▶ _Your objective_
Find the lines of the data below that include "MARR". Report their number only.
== Segment start ==
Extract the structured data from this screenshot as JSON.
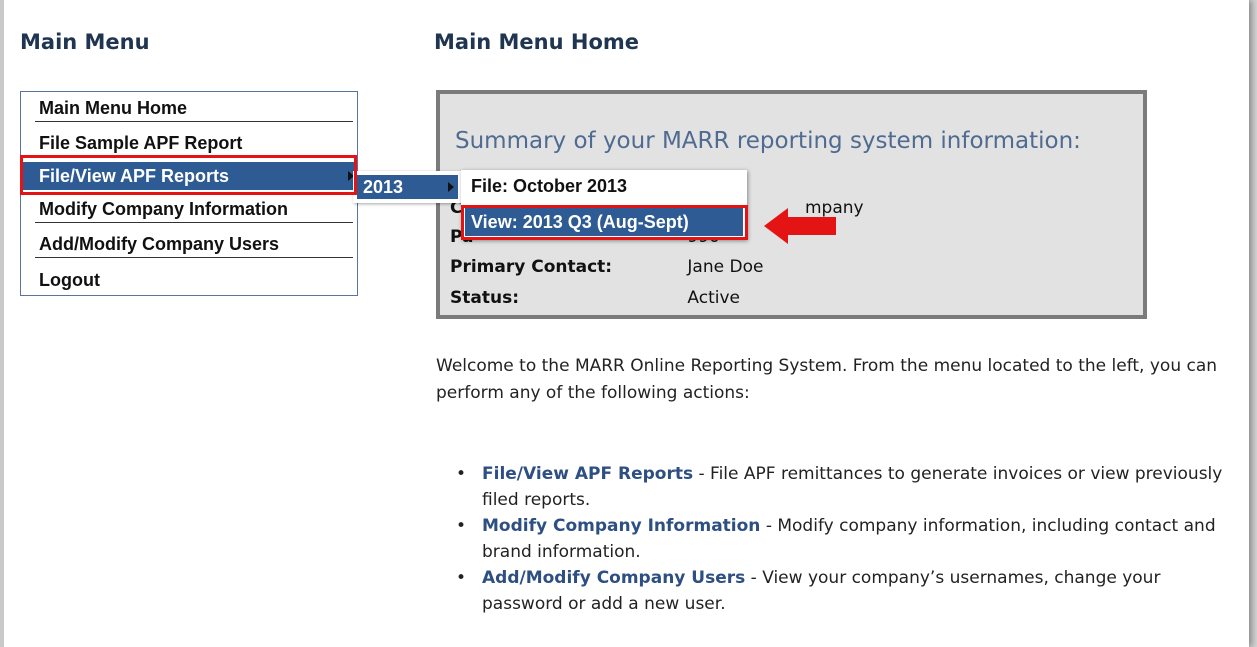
{
  "left_column": {
    "title": "Main Menu",
    "items": [
      {
        "label": "Main Menu Home"
      },
      {
        "label": "File Sample APF Report"
      },
      {
        "label": "File/View APF Reports"
      },
      {
        "label": "Modify Company Information"
      },
      {
        "label": "Add/Modify Company Users"
      },
      {
        "label": "Logout"
      }
    ]
  },
  "flyout_year": {
    "label": "2013"
  },
  "flyout_reports": {
    "items": [
      {
        "label": "File: October 2013"
      },
      {
        "label": "View: 2013 Q3 (Aug-Sept)"
      }
    ]
  },
  "main": {
    "title": "Main Menu Home",
    "summary": {
      "heading": "Summary of your MARR reporting system information:",
      "company_partial": "C",
      "company_tail": "mpany",
      "participant_partial": "Pa",
      "participant_value_partial": "990",
      "primary_contact_label": "Primary Contact:",
      "primary_contact_value": "Jane Doe",
      "status_label": "Status:",
      "status_value": "Active"
    },
    "welcome": "Welcome to the MARR Online Reporting System. From the menu located to the left, you can perform any of the following actions:",
    "actions": [
      {
        "link": "File/View APF Reports",
        "desc": " - File APF remittances to generate invoices or view previously filed reports."
      },
      {
        "link": "Modify Company Information",
        "desc": " - Modify company information, including contact and brand information."
      },
      {
        "link": "Add/Modify Company Users",
        "desc": " - View your company’s usernames, change your password or add a new user."
      }
    ]
  },
  "colors": {
    "accent": "#2e5b93",
    "highlight": "#e41414",
    "title": "#1f3550"
  }
}
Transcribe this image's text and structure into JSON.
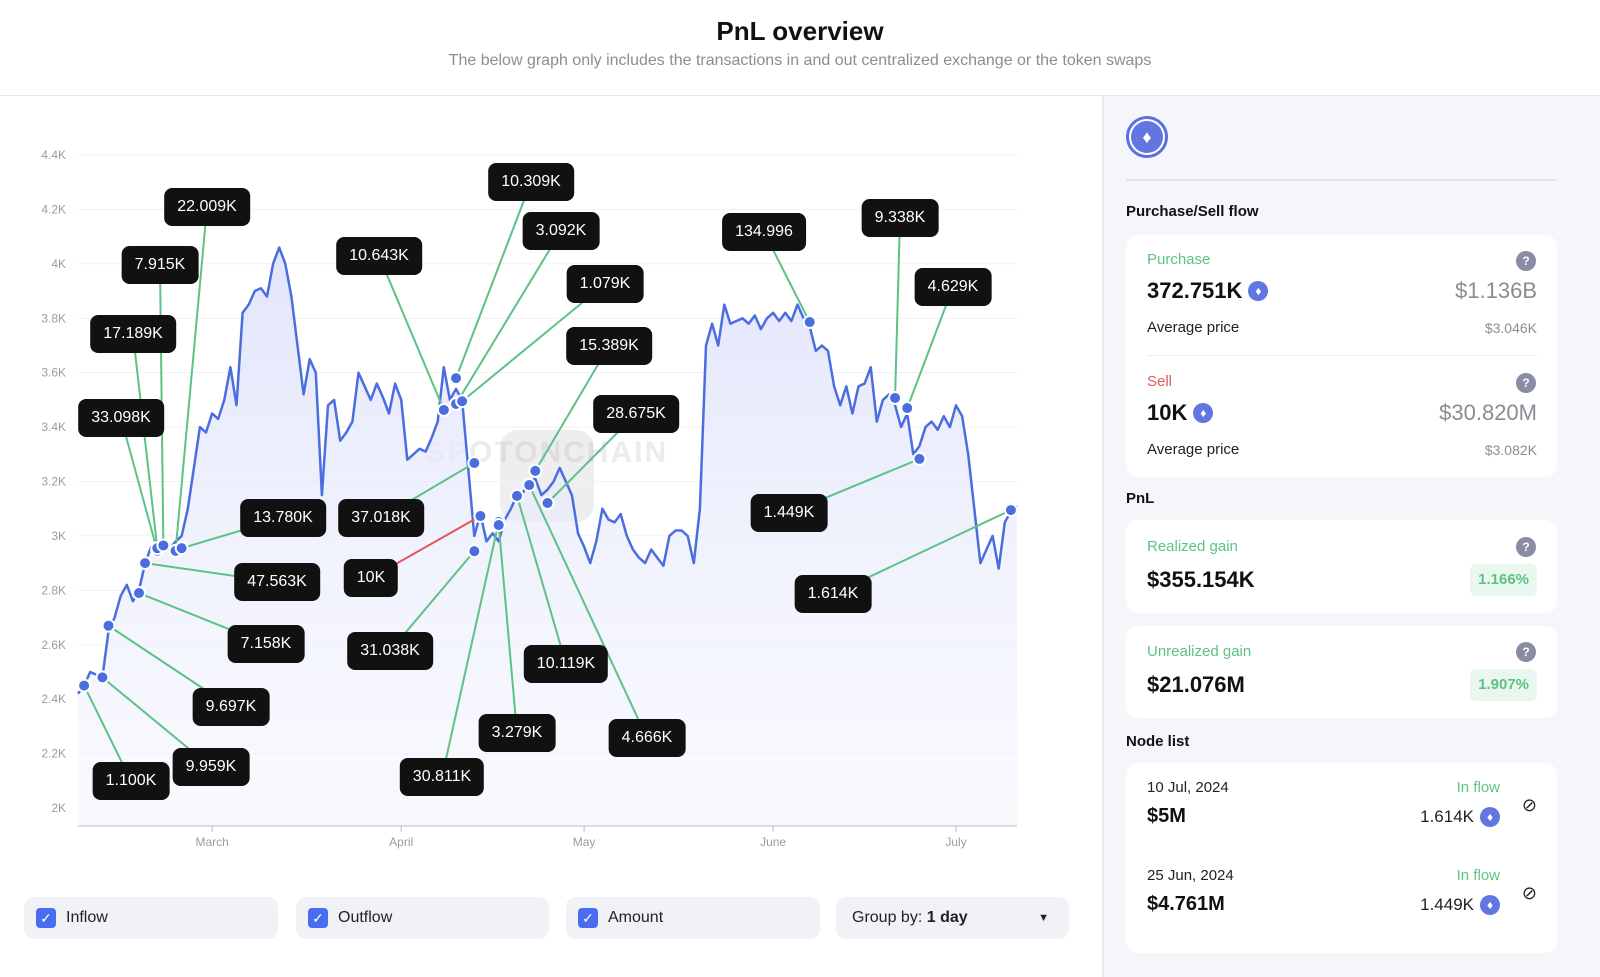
{
  "header": {
    "title": "PnL overview",
    "subtitle": "The below graph only includes the transactions in and out centralized exchange or the token swaps"
  },
  "watermark": "SPOTONCHAIN",
  "colors": {
    "line": "#4a6ee0",
    "inflow": "#5cc286",
    "outflow": "#e0584f",
    "label_bg": "#111111",
    "checkbox": "#4a6cf0"
  },
  "chart_data": {
    "type": "line",
    "ylim": [
      2000,
      4400
    ],
    "yticks": [
      {
        "v": 2000,
        "label": "2K"
      },
      {
        "v": 2200,
        "label": "2.2K"
      },
      {
        "v": 2400,
        "label": "2.4K"
      },
      {
        "v": 2600,
        "label": "2.6K"
      },
      {
        "v": 2800,
        "label": "2.8K"
      },
      {
        "v": 3000,
        "label": "3K"
      },
      {
        "v": 3200,
        "label": "3.2K"
      },
      {
        "v": 3400,
        "label": "3.4K"
      },
      {
        "v": 3600,
        "label": "3.6K"
      },
      {
        "v": 3800,
        "label": "3.8K"
      },
      {
        "v": 4000,
        "label": "4K"
      },
      {
        "v": 4200,
        "label": "4.2K"
      },
      {
        "v": 4400,
        "label": "4.4K"
      }
    ],
    "xticks": [
      {
        "date": "2024-03-01",
        "label": "March"
      },
      {
        "date": "2024-04-01",
        "label": "April"
      },
      {
        "date": "2024-05-01",
        "label": "May"
      },
      {
        "date": "2024-06-01",
        "label": "June"
      },
      {
        "date": "2024-07-01",
        "label": "July"
      }
    ],
    "xlim": [
      "2024-02-08",
      "2024-07-11"
    ],
    "grid": true,
    "points": [
      [
        "2024-02-08",
        2420
      ],
      [
        "2024-02-09",
        2450
      ],
      [
        "2024-02-10",
        2500
      ],
      [
        "2024-02-11",
        2490
      ],
      [
        "2024-02-12",
        2480
      ],
      [
        "2024-02-13",
        2650
      ],
      [
        "2024-02-14",
        2700
      ],
      [
        "2024-02-15",
        2780
      ],
      [
        "2024-02-16",
        2820
      ],
      [
        "2024-02-17",
        2760
      ],
      [
        "2024-02-18",
        2800
      ],
      [
        "2024-02-19",
        2900
      ],
      [
        "2024-02-20",
        2960
      ],
      [
        "2024-02-21",
        2940
      ],
      [
        "2024-02-22",
        2970
      ],
      [
        "2024-02-23",
        2950
      ],
      [
        "2024-02-24",
        2980
      ],
      [
        "2024-02-25",
        3000
      ],
      [
        "2024-02-26",
        3100
      ],
      [
        "2024-02-27",
        3250
      ],
      [
        "2024-02-28",
        3400
      ],
      [
        "2024-02-29",
        3380
      ],
      [
        "2024-03-01",
        3450
      ],
      [
        "2024-03-02",
        3430
      ],
      [
        "2024-03-03",
        3500
      ],
      [
        "2024-03-04",
        3620
      ],
      [
        "2024-03-05",
        3480
      ],
      [
        "2024-03-06",
        3820
      ],
      [
        "2024-03-07",
        3850
      ],
      [
        "2024-03-08",
        3900
      ],
      [
        "2024-03-09",
        3910
      ],
      [
        "2024-03-10",
        3880
      ],
      [
        "2024-03-11",
        4000
      ],
      [
        "2024-03-12",
        4060
      ],
      [
        "2024-03-13",
        4000
      ],
      [
        "2024-03-14",
        3880
      ],
      [
        "2024-03-15",
        3700
      ],
      [
        "2024-03-16",
        3520
      ],
      [
        "2024-03-17",
        3650
      ],
      [
        "2024-03-18",
        3600
      ],
      [
        "2024-03-19",
        3150
      ],
      [
        "2024-03-20",
        3480
      ],
      [
        "2024-03-21",
        3500
      ],
      [
        "2024-03-22",
        3350
      ],
      [
        "2024-03-23",
        3380
      ],
      [
        "2024-03-24",
        3420
      ],
      [
        "2024-03-25",
        3600
      ],
      [
        "2024-03-26",
        3550
      ],
      [
        "2024-03-27",
        3500
      ],
      [
        "2024-03-28",
        3560
      ],
      [
        "2024-03-29",
        3510
      ],
      [
        "2024-03-30",
        3450
      ],
      [
        "2024-03-31",
        3560
      ],
      [
        "2024-04-01",
        3500
      ],
      [
        "2024-04-02",
        3280
      ],
      [
        "2024-04-03",
        3300
      ],
      [
        "2024-04-04",
        3320
      ],
      [
        "2024-04-05",
        3310
      ],
      [
        "2024-04-06",
        3360
      ],
      [
        "2024-04-07",
        3420
      ],
      [
        "2024-04-08",
        3620
      ],
      [
        "2024-04-09",
        3500
      ],
      [
        "2024-04-10",
        3540
      ],
      [
        "2024-04-11",
        3500
      ],
      [
        "2024-04-12",
        3250
      ],
      [
        "2024-04-13",
        3000
      ],
      [
        "2024-04-14",
        3080
      ],
      [
        "2024-04-15",
        2980
      ],
      [
        "2024-04-16",
        3010
      ],
      [
        "2024-04-17",
        2980
      ],
      [
        "2024-04-18",
        3060
      ],
      [
        "2024-04-19",
        3100
      ],
      [
        "2024-04-20",
        3150
      ],
      [
        "2024-04-21",
        3160
      ],
      [
        "2024-04-22",
        3200
      ],
      [
        "2024-04-23",
        3210
      ],
      [
        "2024-04-24",
        3150
      ],
      [
        "2024-04-25",
        3170
      ],
      [
        "2024-04-26",
        3200
      ],
      [
        "2024-04-27",
        3250
      ],
      [
        "2024-04-28",
        3200
      ],
      [
        "2024-04-29",
        3150
      ],
      [
        "2024-04-30",
        3010
      ],
      [
        "2024-05-01",
        2960
      ],
      [
        "2024-05-02",
        2900
      ],
      [
        "2024-05-03",
        2980
      ],
      [
        "2024-05-04",
        3100
      ],
      [
        "2024-05-05",
        3060
      ],
      [
        "2024-05-06",
        3050
      ],
      [
        "2024-05-07",
        3080
      ],
      [
        "2024-05-08",
        3000
      ],
      [
        "2024-05-09",
        2950
      ],
      [
        "2024-05-10",
        2920
      ],
      [
        "2024-05-11",
        2900
      ],
      [
        "2024-05-12",
        2950
      ],
      [
        "2024-05-13",
        2920
      ],
      [
        "2024-05-14",
        2890
      ],
      [
        "2024-05-15",
        3000
      ],
      [
        "2024-05-16",
        3020
      ],
      [
        "2024-05-17",
        3020
      ],
      [
        "2024-05-18",
        3000
      ],
      [
        "2024-05-19",
        2900
      ],
      [
        "2024-05-20",
        3100
      ],
      [
        "2024-05-21",
        3700
      ],
      [
        "2024-05-22",
        3780
      ],
      [
        "2024-05-23",
        3700
      ],
      [
        "2024-05-24",
        3850
      ],
      [
        "2024-05-25",
        3780
      ],
      [
        "2024-05-26",
        3790
      ],
      [
        "2024-05-27",
        3800
      ],
      [
        "2024-05-28",
        3780
      ],
      [
        "2024-05-29",
        3810
      ],
      [
        "2024-05-30",
        3760
      ],
      [
        "2024-05-31",
        3800
      ],
      [
        "2024-06-01",
        3820
      ],
      [
        "2024-06-02",
        3790
      ],
      [
        "2024-06-03",
        3820
      ],
      [
        "2024-06-04",
        3790
      ],
      [
        "2024-06-05",
        3850
      ],
      [
        "2024-06-06",
        3800
      ],
      [
        "2024-06-07",
        3770
      ],
      [
        "2024-06-08",
        3680
      ],
      [
        "2024-06-09",
        3700
      ],
      [
        "2024-06-10",
        3680
      ],
      [
        "2024-06-11",
        3550
      ],
      [
        "2024-06-12",
        3480
      ],
      [
        "2024-06-13",
        3550
      ],
      [
        "2024-06-14",
        3450
      ],
      [
        "2024-06-15",
        3550
      ],
      [
        "2024-06-16",
        3560
      ],
      [
        "2024-06-17",
        3620
      ],
      [
        "2024-06-18",
        3420
      ],
      [
        "2024-06-19",
        3500
      ],
      [
        "2024-06-20",
        3520
      ],
      [
        "2024-06-21",
        3480
      ],
      [
        "2024-06-22",
        3400
      ],
      [
        "2024-06-23",
        3450
      ],
      [
        "2024-06-24",
        3300
      ],
      [
        "2024-06-25",
        3330
      ],
      [
        "2024-06-26",
        3400
      ],
      [
        "2024-06-27",
        3420
      ],
      [
        "2024-06-28",
        3390
      ],
      [
        "2024-06-29",
        3440
      ],
      [
        "2024-06-30",
        3400
      ],
      [
        "2024-07-01",
        3480
      ],
      [
        "2024-07-02",
        3440
      ],
      [
        "2024-07-03",
        3300
      ],
      [
        "2024-07-04",
        3100
      ],
      [
        "2024-07-05",
        2900
      ],
      [
        "2024-07-06",
        2950
      ],
      [
        "2024-07-07",
        3000
      ],
      [
        "2024-07-08",
        2880
      ],
      [
        "2024-07-09",
        3050
      ],
      [
        "2024-07-10",
        3090
      ],
      [
        "2024-07-11",
        3110
      ]
    ],
    "nodes": [
      {
        "date": "2024-02-09",
        "price": 2450,
        "amount": "1.100K",
        "type": "inflow"
      },
      {
        "date": "2024-02-12",
        "price": 2480,
        "amount": "9.959K",
        "type": "inflow"
      },
      {
        "date": "2024-02-13",
        "price": 2670,
        "amount": "9.697K",
        "type": "inflow"
      },
      {
        "date": "2024-02-18",
        "price": 2790,
        "amount": "7.158K",
        "type": "inflow"
      },
      {
        "date": "2024-02-19",
        "price": 2900,
        "amount": "47.563K",
        "type": "inflow"
      },
      {
        "date": "2024-02-21",
        "price": 2945,
        "amount": "33.098K",
        "type": "inflow"
      },
      {
        "date": "2024-02-21",
        "price": 2955,
        "amount": "17.189K",
        "type": "inflow"
      },
      {
        "date": "2024-02-22",
        "price": 2965,
        "amount": "7.915K",
        "type": "inflow"
      },
      {
        "date": "2024-02-24",
        "price": 2945,
        "amount": "22.009K",
        "type": "inflow"
      },
      {
        "date": "2024-02-25",
        "price": 2955,
        "amount": "13.780K",
        "type": "inflow"
      },
      {
        "date": "2024-04-08",
        "price": 3463,
        "amount": "10.643K",
        "type": "inflow"
      },
      {
        "date": "2024-04-10",
        "price": 3580,
        "amount": "10.309K",
        "type": "inflow"
      },
      {
        "date": "2024-04-10",
        "price": 3485,
        "amount": "3.092K",
        "type": "inflow"
      },
      {
        "date": "2024-04-11",
        "price": 3495,
        "amount": "1.079K",
        "type": "inflow"
      },
      {
        "date": "2024-04-13",
        "price": 3268,
        "amount": "37.018K",
        "type": "inflow"
      },
      {
        "date": "2024-04-14",
        "price": 3073,
        "amount": "10K",
        "type": "outflow"
      },
      {
        "date": "2024-04-13",
        "price": 2944,
        "amount": "31.038K",
        "type": "inflow"
      },
      {
        "date": "2024-04-17",
        "price": 3051,
        "amount": "30.811K",
        "type": "inflow"
      },
      {
        "date": "2024-04-17",
        "price": 3040,
        "amount": "3.279K",
        "type": "inflow"
      },
      {
        "date": "2024-04-20",
        "price": 3147,
        "amount": "10.119K",
        "type": "inflow"
      },
      {
        "date": "2024-04-22",
        "price": 3187,
        "amount": "4.666K",
        "type": "inflow"
      },
      {
        "date": "2024-04-23",
        "price": 3239,
        "amount": "15.389K",
        "type": "inflow"
      },
      {
        "date": "2024-04-25",
        "price": 3121,
        "amount": "28.675K",
        "type": "inflow"
      },
      {
        "date": "2024-06-07",
        "price": 3786,
        "amount": "134.996",
        "type": "inflow"
      },
      {
        "date": "2024-06-21",
        "price": 3507,
        "amount": "9.338K",
        "type": "inflow"
      },
      {
        "date": "2024-06-23",
        "price": 3470,
        "amount": "4.629K",
        "type": "inflow"
      },
      {
        "date": "2024-06-25",
        "price": 3283,
        "amount": "1.449K",
        "type": "inflow"
      },
      {
        "date": "2024-07-10",
        "price": 3095,
        "amount": "1.614K",
        "type": "inflow"
      }
    ]
  },
  "controls": {
    "inflow": "Inflow",
    "outflow": "Outflow",
    "amount": "Amount",
    "group_by_label": "Group by:",
    "group_by_value": "1 day",
    "check": "✓",
    "caret": "▼"
  },
  "panel": {
    "token_icon": "ethereum-icon",
    "purchase_sell_title": "Purchase/Sell flow",
    "purchase": {
      "label": "Purchase",
      "amount": "372.751K",
      "usd": "$1.136B",
      "avg_label": "Average price",
      "avg": "$3.046K"
    },
    "sell": {
      "label": "Sell",
      "amount": "10K",
      "usd": "$30.820M",
      "avg_label": "Average price",
      "avg": "$3.082K"
    },
    "pnl_title": "PnL",
    "realized": {
      "label": "Realized gain",
      "value": "$355.154K",
      "pct": "1.166%"
    },
    "unrealized": {
      "label": "Unrealized gain",
      "value": "$21.076M",
      "pct": "1.907%"
    },
    "node_list_title": "Node list",
    "node_list": [
      {
        "date": "10 Jul, 2024",
        "usd": "$5M",
        "type": "In flow",
        "amount": "1.614K"
      },
      {
        "date": "25 Jun, 2024",
        "usd": "$4.761M",
        "type": "In flow",
        "amount": "1.449K"
      }
    ],
    "help": "?",
    "eth": "♦",
    "eye_off": "⊘"
  }
}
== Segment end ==
▶ _Solution for this problem_
2